Below is a block of records; reproduce all of them exactly and leave out any pictures.

(Input data Opens)

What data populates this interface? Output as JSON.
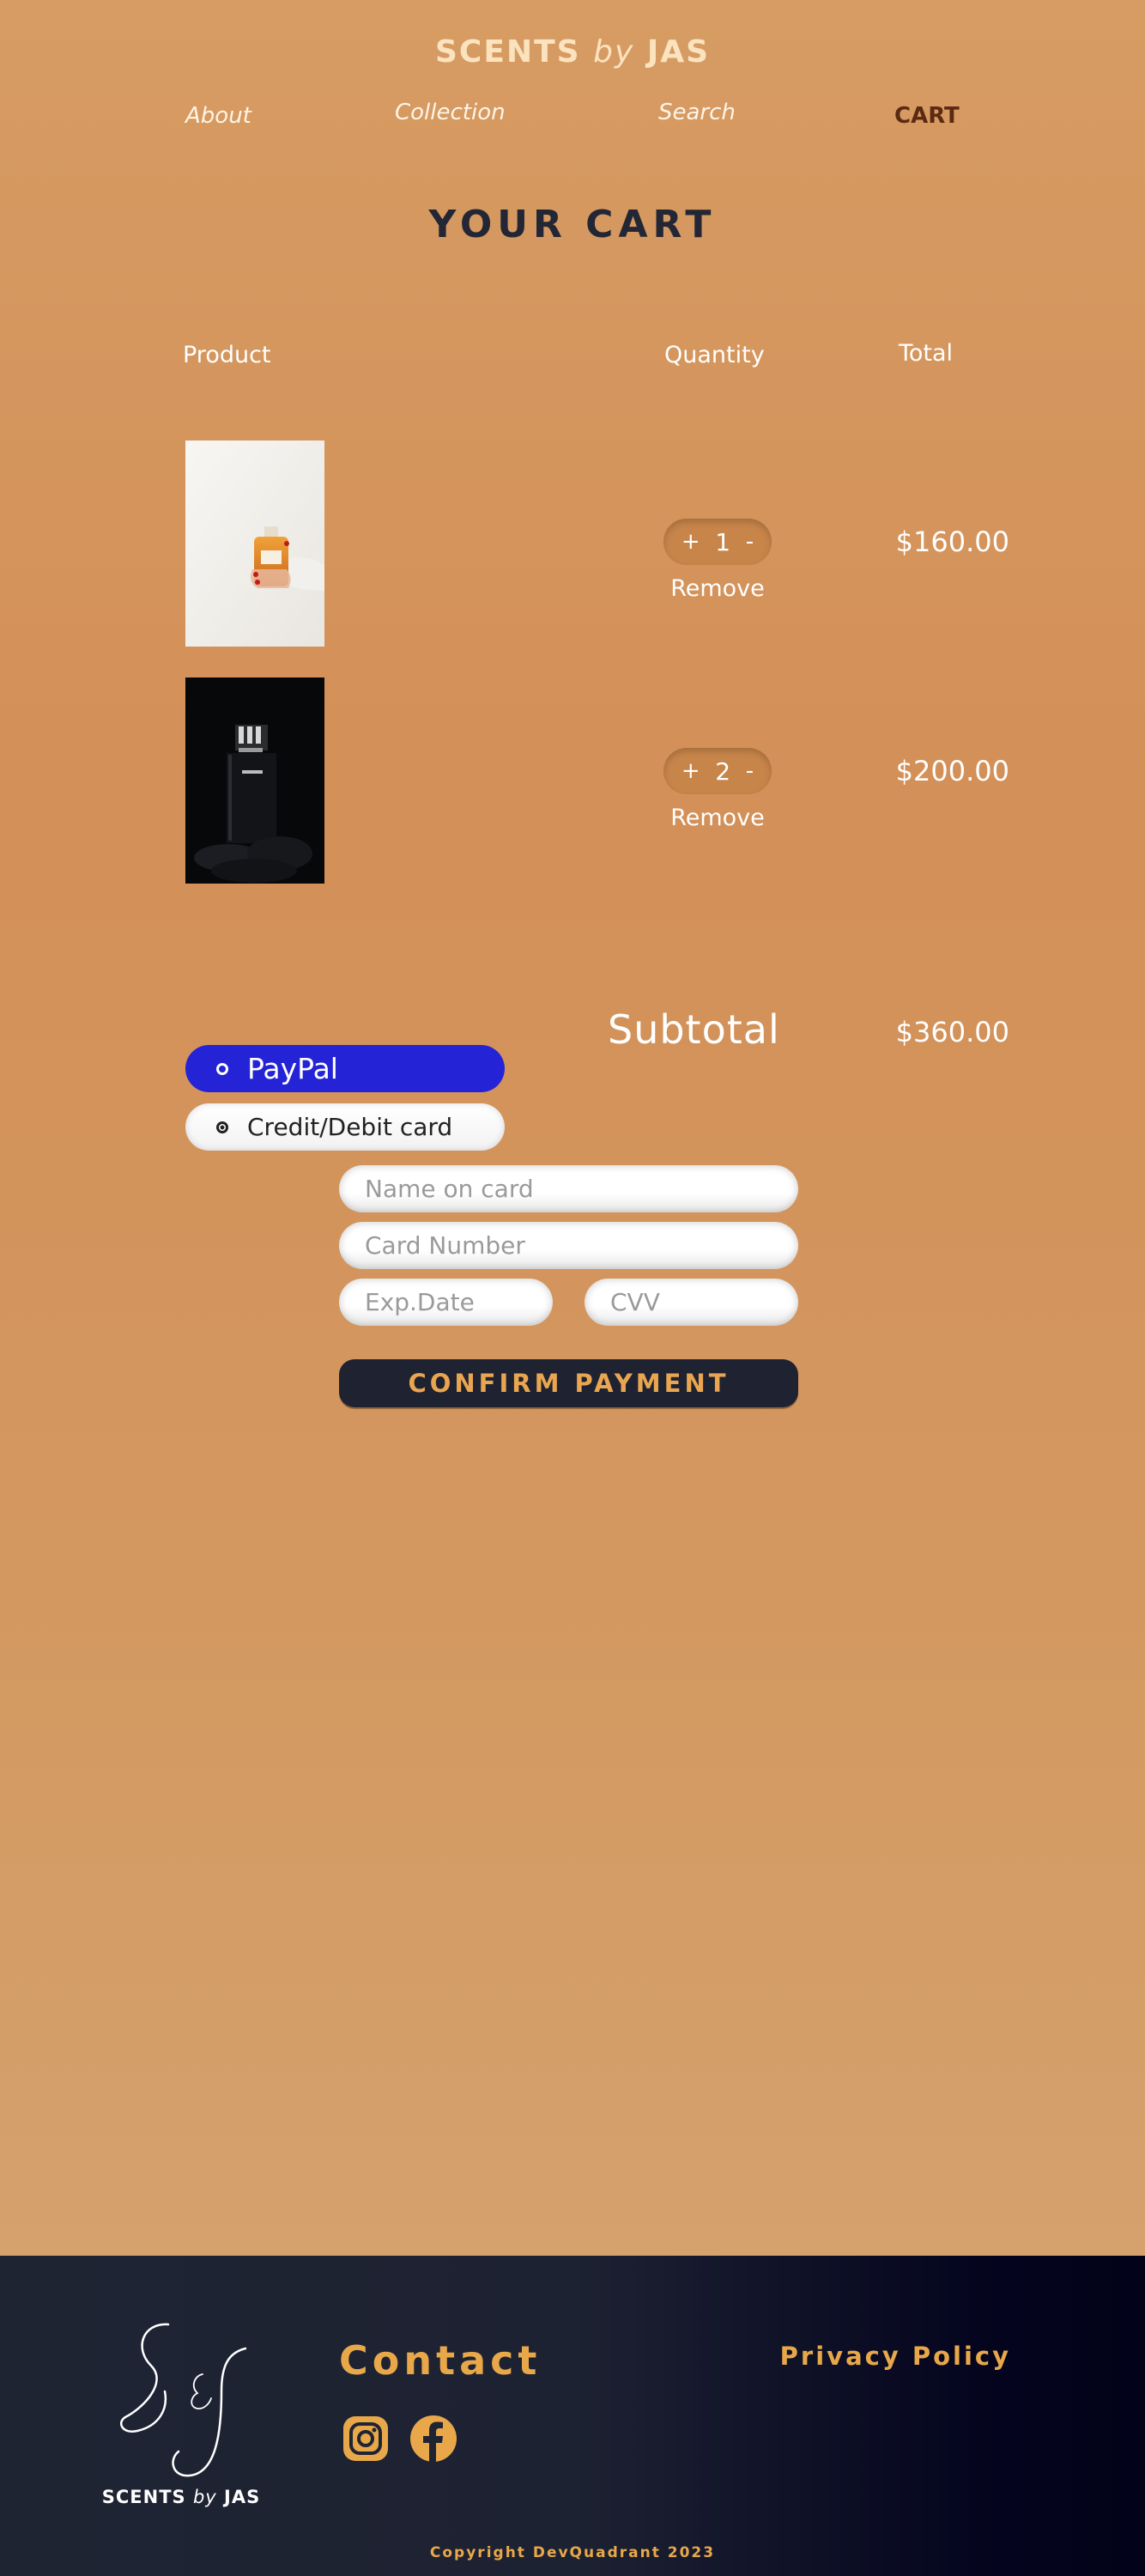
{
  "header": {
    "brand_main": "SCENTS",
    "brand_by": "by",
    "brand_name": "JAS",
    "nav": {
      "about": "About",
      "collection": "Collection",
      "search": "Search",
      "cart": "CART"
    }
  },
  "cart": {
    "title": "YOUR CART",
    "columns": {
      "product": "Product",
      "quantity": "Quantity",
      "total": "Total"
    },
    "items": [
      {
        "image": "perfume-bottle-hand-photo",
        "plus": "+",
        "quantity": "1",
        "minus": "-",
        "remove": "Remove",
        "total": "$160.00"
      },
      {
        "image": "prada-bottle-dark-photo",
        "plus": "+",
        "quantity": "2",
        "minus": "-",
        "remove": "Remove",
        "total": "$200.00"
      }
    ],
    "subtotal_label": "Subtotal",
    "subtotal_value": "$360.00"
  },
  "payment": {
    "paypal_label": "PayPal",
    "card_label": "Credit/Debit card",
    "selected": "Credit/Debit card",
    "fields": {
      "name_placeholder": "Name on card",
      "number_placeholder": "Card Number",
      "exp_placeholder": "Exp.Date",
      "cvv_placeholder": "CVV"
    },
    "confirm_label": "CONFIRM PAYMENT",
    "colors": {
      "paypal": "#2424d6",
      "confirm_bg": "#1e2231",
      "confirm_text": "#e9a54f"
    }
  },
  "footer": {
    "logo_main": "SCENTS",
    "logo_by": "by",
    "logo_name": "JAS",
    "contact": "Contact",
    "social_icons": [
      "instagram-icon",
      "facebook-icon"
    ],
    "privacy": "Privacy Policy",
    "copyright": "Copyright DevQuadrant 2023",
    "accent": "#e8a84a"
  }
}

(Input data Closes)

• _Answer box_:
What data populates this interface? Output as JSON.
{
  "header": {
    "brand_main": "SCENTS",
    "brand_by": "by",
    "brand_name": "JAS",
    "nav": {
      "about": "About",
      "collection": "Collection",
      "search": "Search",
      "cart": "CART"
    }
  },
  "cart": {
    "title": "YOUR CART",
    "columns": {
      "product": "Product",
      "quantity": "Quantity",
      "total": "Total"
    },
    "items": [
      {
        "image": "perfume-bottle-hand-photo",
        "plus": "+",
        "quantity": "1",
        "minus": "-",
        "remove": "Remove",
        "total": "$160.00"
      },
      {
        "image": "prada-bottle-dark-photo",
        "plus": "+",
        "quantity": "2",
        "minus": "-",
        "remove": "Remove",
        "total": "$200.00"
      }
    ],
    "subtotal_label": "Subtotal",
    "subtotal_value": "$360.00"
  },
  "payment": {
    "paypal_label": "PayPal",
    "card_label": "Credit/Debit card",
    "selected": "Credit/Debit card",
    "fields": {
      "name_placeholder": "Name on card",
      "number_placeholder": "Card Number",
      "exp_placeholder": "Exp.Date",
      "cvv_placeholder": "CVV"
    },
    "confirm_label": "CONFIRM PAYMENT",
    "colors": {
      "paypal": "#2424d6",
      "confirm_bg": "#1e2231",
      "confirm_text": "#e9a54f"
    }
  },
  "footer": {
    "logo_main": "SCENTS",
    "logo_by": "by",
    "logo_name": "JAS",
    "contact": "Contact",
    "social_icons": [
      "instagram-icon",
      "facebook-icon"
    ],
    "privacy": "Privacy Policy",
    "copyright": "Copyright DevQuadrant 2023",
    "accent": "#e8a84a"
  }
}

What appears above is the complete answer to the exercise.